Dataset rows describing interfaces
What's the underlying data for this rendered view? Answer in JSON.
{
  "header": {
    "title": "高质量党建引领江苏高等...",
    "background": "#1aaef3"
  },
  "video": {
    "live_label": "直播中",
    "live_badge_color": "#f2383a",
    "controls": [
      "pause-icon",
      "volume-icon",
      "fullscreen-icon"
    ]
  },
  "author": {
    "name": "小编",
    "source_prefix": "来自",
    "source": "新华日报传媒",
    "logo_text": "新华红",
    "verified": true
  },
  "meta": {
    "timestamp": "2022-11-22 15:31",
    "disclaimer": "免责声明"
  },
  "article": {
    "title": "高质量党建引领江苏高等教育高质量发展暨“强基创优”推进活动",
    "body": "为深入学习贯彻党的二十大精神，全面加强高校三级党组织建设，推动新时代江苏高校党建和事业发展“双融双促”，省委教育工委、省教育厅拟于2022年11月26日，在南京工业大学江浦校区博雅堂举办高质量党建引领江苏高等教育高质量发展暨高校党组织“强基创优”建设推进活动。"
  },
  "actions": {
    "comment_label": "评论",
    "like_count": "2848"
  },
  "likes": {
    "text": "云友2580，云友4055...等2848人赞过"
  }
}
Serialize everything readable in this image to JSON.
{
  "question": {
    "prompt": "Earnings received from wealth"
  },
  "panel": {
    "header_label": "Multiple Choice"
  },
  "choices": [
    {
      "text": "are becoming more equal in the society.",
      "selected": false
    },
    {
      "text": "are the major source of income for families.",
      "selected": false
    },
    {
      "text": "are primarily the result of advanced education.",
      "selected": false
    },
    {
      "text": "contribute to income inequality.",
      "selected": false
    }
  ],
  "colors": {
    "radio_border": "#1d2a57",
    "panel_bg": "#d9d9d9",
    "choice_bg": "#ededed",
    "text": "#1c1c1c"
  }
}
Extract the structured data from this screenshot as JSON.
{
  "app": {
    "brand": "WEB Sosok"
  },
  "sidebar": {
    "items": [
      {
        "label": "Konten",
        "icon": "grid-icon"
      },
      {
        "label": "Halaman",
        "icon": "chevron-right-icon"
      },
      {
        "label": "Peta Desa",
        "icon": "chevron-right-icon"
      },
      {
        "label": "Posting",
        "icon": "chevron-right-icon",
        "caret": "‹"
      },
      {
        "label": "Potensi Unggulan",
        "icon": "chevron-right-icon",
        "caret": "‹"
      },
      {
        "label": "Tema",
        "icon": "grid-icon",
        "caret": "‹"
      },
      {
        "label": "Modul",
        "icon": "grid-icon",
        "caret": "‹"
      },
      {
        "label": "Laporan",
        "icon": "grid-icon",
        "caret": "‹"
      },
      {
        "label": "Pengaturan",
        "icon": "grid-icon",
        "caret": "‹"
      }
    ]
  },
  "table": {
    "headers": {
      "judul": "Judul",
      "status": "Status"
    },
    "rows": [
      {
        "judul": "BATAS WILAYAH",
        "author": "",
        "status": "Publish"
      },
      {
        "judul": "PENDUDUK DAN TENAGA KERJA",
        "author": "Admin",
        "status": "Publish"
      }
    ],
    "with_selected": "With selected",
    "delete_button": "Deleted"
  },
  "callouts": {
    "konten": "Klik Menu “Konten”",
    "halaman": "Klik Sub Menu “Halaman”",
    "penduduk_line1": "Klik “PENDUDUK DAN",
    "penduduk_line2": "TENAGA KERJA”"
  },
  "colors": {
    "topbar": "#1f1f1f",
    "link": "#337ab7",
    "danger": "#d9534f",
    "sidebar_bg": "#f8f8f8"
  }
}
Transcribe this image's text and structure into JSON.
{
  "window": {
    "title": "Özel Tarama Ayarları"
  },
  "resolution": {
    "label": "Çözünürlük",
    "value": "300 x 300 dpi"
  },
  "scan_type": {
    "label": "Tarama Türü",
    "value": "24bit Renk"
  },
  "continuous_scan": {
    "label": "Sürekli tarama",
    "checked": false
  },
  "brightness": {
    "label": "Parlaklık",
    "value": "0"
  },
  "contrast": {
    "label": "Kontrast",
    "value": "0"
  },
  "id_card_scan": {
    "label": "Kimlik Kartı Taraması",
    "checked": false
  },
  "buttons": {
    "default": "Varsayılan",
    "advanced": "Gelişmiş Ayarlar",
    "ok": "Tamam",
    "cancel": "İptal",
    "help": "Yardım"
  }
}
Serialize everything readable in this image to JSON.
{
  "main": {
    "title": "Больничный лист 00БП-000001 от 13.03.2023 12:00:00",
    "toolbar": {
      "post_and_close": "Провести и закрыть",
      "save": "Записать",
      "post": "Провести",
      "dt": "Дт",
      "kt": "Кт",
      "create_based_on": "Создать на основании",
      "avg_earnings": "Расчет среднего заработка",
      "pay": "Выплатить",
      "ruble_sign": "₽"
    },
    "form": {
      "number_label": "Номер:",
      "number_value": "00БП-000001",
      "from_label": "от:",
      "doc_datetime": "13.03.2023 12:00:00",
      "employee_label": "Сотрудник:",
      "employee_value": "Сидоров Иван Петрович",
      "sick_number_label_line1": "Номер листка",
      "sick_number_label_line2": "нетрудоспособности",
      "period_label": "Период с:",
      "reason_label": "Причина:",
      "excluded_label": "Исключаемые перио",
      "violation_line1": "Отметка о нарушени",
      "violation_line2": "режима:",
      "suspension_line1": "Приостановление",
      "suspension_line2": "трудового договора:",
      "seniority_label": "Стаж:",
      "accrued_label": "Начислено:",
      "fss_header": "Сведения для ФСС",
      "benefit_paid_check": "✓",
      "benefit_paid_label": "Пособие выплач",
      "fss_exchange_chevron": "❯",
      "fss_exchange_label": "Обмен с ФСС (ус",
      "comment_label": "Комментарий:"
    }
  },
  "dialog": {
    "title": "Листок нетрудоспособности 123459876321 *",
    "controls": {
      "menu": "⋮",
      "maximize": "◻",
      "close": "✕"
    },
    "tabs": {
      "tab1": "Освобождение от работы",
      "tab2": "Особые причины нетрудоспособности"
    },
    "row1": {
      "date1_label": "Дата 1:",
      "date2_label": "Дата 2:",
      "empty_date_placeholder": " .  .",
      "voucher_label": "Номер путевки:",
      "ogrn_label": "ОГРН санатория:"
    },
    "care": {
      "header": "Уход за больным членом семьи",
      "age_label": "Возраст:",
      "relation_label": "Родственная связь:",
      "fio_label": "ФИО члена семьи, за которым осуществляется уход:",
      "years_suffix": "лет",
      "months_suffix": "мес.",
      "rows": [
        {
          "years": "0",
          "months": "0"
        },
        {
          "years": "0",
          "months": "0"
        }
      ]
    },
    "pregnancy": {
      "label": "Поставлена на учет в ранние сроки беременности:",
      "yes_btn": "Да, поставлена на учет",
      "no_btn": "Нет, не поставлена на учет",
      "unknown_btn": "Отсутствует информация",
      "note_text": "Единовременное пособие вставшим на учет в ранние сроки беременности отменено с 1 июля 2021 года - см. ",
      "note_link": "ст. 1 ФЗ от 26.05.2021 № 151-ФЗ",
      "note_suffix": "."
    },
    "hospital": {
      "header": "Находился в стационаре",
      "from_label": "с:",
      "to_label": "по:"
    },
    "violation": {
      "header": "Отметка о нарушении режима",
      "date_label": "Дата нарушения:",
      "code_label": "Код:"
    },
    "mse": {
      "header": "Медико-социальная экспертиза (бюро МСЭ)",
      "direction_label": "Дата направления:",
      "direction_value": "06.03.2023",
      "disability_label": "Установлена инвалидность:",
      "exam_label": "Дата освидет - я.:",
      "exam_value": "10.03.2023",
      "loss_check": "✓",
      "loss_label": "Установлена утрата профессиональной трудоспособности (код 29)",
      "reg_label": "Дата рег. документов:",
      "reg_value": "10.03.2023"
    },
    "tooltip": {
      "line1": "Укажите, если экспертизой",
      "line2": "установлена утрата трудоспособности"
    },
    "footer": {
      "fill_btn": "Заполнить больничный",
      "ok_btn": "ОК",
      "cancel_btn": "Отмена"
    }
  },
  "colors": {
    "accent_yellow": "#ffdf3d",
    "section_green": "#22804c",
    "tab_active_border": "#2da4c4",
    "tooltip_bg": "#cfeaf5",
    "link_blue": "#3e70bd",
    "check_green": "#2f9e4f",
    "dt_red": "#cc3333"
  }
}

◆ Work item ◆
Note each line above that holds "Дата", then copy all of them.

◆ Answer space ◆
      "date1_label": "Дата 1:",
      "date2_label": "Дата 2:",
      "date_label": "Дата нарушения:",
      "direction_label": "Дата направления:",
      "exam_label": "Дата освидет - я.:",
      "reg_label": "Дата рег. документов:",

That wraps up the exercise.